3. People who learn to play by ear have weak sight-reading skills or vice versa. Relearning the same pieces they can already play by ear is not the best way to learn to read. In order to have strong reading skills, you need to get students to play unfamiliar pieces regularly. Suzuki teachers need to be encouraged to introduce repertoire outside Suzuki books to help students improve their sight-reading.
From personal experience I was at a b-day party. 3 kids had a piece of sheet music on the piano. They had traditional music lessons for about a year. Each took turns trying to decipher the notes like a foreign language. After half-an-hour they didn’t come close to what the piece is supposed to sound like and gave up. Looks like the kids lack both sight-reading & listening skills. Once there were 2 kids who was in Suzuki piano & violin visiting from out of town. They played a few pieces as duet including the popular “Minuet in G”. Whether the piece came from a Suzuki book is irrelevant. At least they can play.

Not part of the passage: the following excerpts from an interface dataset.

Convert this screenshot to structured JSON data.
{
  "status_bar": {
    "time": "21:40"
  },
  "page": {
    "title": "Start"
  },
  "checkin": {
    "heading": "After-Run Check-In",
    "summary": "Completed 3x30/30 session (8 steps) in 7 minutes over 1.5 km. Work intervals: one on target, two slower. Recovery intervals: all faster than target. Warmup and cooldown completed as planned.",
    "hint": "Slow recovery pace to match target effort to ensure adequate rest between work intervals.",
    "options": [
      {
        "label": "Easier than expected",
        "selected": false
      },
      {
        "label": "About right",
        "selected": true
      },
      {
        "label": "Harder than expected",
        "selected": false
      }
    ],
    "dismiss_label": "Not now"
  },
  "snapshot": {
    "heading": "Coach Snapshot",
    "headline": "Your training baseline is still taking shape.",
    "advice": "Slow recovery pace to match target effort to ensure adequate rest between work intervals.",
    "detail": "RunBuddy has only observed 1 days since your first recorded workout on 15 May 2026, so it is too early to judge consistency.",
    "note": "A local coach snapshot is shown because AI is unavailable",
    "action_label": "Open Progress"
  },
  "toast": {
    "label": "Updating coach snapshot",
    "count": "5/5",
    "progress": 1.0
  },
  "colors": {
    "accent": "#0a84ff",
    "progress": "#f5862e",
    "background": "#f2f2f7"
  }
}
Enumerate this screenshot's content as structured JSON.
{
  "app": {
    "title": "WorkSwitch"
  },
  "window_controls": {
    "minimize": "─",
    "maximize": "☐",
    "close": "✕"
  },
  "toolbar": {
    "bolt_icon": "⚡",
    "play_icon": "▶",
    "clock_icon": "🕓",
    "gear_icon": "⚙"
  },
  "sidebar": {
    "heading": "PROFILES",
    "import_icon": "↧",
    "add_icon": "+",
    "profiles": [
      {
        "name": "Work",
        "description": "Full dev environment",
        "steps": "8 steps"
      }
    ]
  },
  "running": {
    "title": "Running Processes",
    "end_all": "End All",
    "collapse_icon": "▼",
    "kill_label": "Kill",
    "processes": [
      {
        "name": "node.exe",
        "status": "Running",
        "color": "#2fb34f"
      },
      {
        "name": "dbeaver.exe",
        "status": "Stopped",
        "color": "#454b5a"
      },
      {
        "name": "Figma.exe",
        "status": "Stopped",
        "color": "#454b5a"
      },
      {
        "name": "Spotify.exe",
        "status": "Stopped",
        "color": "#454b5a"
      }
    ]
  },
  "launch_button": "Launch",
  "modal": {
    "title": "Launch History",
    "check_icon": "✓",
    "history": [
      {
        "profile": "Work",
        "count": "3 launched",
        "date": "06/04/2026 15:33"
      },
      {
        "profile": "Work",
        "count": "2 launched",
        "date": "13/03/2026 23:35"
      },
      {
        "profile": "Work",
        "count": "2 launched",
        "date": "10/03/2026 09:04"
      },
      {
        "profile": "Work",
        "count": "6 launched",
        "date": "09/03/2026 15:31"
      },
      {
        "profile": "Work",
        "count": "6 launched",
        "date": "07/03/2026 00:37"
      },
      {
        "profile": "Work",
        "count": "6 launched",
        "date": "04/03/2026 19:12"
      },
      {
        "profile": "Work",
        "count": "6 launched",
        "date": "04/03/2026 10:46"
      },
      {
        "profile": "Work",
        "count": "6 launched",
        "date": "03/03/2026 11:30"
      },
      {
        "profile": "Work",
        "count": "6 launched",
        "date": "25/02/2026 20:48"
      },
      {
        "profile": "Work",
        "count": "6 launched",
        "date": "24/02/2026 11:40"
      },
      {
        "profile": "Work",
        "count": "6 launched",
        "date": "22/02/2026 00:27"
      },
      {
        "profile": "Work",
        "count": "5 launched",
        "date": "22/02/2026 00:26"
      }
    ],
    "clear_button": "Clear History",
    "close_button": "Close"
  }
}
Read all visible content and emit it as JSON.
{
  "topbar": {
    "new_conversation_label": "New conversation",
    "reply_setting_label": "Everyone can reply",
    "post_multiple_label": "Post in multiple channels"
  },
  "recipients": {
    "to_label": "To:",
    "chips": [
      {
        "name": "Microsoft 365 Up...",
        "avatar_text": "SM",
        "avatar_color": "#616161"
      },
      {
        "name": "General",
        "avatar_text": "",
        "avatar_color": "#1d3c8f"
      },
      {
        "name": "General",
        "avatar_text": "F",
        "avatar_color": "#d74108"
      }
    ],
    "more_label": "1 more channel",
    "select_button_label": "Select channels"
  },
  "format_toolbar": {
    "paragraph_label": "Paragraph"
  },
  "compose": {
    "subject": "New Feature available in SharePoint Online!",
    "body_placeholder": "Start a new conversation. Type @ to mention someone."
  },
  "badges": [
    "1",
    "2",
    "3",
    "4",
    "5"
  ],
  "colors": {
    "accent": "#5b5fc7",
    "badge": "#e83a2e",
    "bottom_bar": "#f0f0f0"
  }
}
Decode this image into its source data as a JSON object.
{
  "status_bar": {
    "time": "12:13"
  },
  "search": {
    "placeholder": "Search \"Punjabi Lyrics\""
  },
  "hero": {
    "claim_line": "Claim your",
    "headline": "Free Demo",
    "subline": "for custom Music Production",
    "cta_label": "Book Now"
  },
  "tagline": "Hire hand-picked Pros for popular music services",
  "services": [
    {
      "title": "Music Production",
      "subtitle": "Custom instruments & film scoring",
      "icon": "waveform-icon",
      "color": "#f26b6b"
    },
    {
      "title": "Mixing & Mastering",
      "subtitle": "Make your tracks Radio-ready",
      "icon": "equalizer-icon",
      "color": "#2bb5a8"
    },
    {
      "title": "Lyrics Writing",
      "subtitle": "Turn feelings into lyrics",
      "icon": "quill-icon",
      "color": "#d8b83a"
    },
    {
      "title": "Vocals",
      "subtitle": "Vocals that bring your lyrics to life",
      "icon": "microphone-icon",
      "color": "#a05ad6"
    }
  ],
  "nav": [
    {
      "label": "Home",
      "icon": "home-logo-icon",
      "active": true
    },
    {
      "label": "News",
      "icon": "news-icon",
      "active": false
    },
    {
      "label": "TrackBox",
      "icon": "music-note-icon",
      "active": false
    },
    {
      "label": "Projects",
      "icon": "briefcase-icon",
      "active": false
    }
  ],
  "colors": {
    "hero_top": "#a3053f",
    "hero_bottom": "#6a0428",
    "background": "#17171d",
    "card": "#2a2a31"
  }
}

4. Different approaches of learning should not be in competition: don’t make method A sound like it is better than B in every aspect. You take the best points from a traditional learning approach and the best from the Suzuki approach and combine them for ideal results. Personally I don’t believe in a 1 size fit all solution (Suzuki or not the end result is to get students comfortable playing any repertoire at a certain level, not just the pieces in a Suzuki book).
I think it is one of the biggest frauds in music history!!
The suzuki method is a scam, you won’t learn any real skills, and encourages parents to become overly controlling/live vicariously through the child. My parents paid for 5 years of weekly suzuki lessons for me to not read a single note, not have enough knowledge to be able be in beginner school music class, had never heard of beats or timing, and not be aware notes had letter names. I could only play back music by rote if I had just heard it played to me, and my parent came to like that control, and they eventually told me they would prefer I just quit music rather than play music without them when I got old enough to insist I sometimes be allowed play alone. I had never played even for five minutes of this whole time without either teacher or parent (sometimes both) continuously yelling directions at me.